Every month, I look forward to receiving a new package from PJ Library, the visionary project that delivers Jewish-themed books to kids across North America and beyond, free of charge.
Since there are nearly 150,000 subscribers to PJ Library, clearly I’m not alone. Over the last few years, our family has enjoyed titles like Todah, Mitzi’s Mitzvah, 3 Falafels in my Pita, Sammy Spider’s First Book of Jewish Holidays and my personal favourite, Shai’s Shabbat Walk.
Last month’s PJ Library dispatch, though, was something different – a CD called Shabbat Love Music. The album’s 14 tunes are simple and upbeat, but there are enough clever tidbits to keep music snobs like me listening, too. Sam Glaser’s Shabbas mixes in classic doo-wop with the blessing over the Shabbat candles; the twangy guitar backing Ellen Allard’s We Sing Shabbat, We Sing Shalom reminds me that I should plug my Telecaster into that vintage Fender amp every now and again (even if the neighbours complain); Elana Jagoda’s rendition of Zum Gali Gali recalls the opening of The Beatles’ Tomorrow Never Knows; and The Macaroons’ two contributions, Shabbat Lullaby and Shabbos Morning, are both eminently listenable. (And my kids like them, too.)

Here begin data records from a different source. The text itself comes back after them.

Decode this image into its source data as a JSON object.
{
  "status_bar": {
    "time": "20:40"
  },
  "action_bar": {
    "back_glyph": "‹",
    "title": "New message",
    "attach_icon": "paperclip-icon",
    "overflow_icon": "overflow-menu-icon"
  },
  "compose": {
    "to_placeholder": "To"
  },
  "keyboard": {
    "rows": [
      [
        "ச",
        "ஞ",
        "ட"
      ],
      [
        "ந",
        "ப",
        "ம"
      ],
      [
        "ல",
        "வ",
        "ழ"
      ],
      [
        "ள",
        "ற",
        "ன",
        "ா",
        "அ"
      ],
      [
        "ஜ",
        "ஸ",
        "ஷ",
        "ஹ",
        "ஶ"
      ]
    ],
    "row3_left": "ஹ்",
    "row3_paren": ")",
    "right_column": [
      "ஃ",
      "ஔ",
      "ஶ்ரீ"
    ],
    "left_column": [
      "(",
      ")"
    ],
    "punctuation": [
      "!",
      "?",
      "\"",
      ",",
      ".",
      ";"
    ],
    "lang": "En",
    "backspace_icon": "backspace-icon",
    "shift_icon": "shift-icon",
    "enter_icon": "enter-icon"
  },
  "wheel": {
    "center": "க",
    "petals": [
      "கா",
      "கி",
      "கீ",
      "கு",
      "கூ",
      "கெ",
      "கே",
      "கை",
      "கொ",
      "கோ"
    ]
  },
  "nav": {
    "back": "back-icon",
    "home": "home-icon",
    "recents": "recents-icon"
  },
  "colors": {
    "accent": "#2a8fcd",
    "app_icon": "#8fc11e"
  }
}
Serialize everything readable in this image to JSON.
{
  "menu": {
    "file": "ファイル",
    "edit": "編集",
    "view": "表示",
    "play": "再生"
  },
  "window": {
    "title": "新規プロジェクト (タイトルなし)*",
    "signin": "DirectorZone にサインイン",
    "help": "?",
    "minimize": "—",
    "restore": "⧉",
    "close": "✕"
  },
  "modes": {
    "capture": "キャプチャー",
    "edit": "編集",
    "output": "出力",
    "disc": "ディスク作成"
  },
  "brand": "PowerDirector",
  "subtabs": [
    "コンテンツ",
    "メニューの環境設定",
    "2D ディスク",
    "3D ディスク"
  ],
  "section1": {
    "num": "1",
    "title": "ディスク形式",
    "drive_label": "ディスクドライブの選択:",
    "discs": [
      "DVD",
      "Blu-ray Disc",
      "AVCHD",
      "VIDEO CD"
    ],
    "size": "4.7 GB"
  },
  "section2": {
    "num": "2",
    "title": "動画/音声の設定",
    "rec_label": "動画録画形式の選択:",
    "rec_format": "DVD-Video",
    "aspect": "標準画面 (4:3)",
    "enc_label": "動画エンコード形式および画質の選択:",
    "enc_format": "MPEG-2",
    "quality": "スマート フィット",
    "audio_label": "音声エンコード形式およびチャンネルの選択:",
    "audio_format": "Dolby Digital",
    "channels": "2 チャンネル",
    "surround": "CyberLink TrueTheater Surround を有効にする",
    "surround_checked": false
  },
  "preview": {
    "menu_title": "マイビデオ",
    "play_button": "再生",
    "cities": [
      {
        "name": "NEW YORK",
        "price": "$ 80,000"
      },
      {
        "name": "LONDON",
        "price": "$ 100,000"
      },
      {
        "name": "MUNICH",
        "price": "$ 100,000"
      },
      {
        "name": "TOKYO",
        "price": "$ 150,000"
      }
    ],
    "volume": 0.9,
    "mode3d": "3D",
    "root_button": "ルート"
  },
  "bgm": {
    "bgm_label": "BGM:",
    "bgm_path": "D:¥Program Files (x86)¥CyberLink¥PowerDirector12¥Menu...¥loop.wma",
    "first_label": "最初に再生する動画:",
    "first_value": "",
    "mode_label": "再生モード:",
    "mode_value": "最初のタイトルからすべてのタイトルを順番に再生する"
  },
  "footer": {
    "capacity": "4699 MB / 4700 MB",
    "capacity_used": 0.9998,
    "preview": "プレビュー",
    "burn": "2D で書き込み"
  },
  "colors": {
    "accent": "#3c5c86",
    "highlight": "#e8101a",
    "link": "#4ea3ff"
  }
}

Shabbat Music Love is now permanently on rotation in our car’s CD player, and on more than a few occasions recently, I’ve found myself listening to it on the way to and from work, humming the tunes to myself in the office, or trying to master the D-major riff that anchors Shabbat Lullaby late at night (hint: it is not dissimilar to Pink Floyd’s Run Like Hell).
More than anything, though, Shabbat Music Love takes me back to the Jewish music I listened to as a child – the classics of the genre, like Uncle Moishy and the Mitzvah Men and The Marvelous Middos Machine (featuring the interstellar exploits of Shnooki, Dr. Middos, Dizzy and the dastardly Dr. Doomstein). It reminds me of The Miami Boys Choir cassettes that were on heavy rotation in my father’s car (along with Creedence Clearwater Revival), and the time my sister and I attended the local debut of teen sensation Yehuda!, who wowed the crowd with his virtuoso keytar playing.
Later, my Jewish music tastes gravitated toward jam-inclined groups like Reva L’Sheva and The Moshav Band. While studying at seminary in Israel in my late teens, I’d take every opportunity I could to see both bands perform live – whether at a Jewish music festival on Mevo Modi’im, the moshav founded by Shlomo Carlebach himself, or in Jerusalem clubs like The Yellow Submarine (where Reva and Moshav were just as likely to noodle through Grateful Dead deep cuts as they were classic niggunim).
Eventually, inspired by the work of the Diaspora Yeshiva Band, I got into the action myself, as part of the hard-rock outfit Shirayim. Playing Jewish music at ear-splitting levels on the stage of Toronto’s Horseshoe Tavern, as Jewish kids and drunk bikers danced together below, remains one of my proudest life achievements.
You might say my journey through Jewish music has been a long, strange trip. And as I listen to Shabbat Love Music, I wonder where it will lead to next.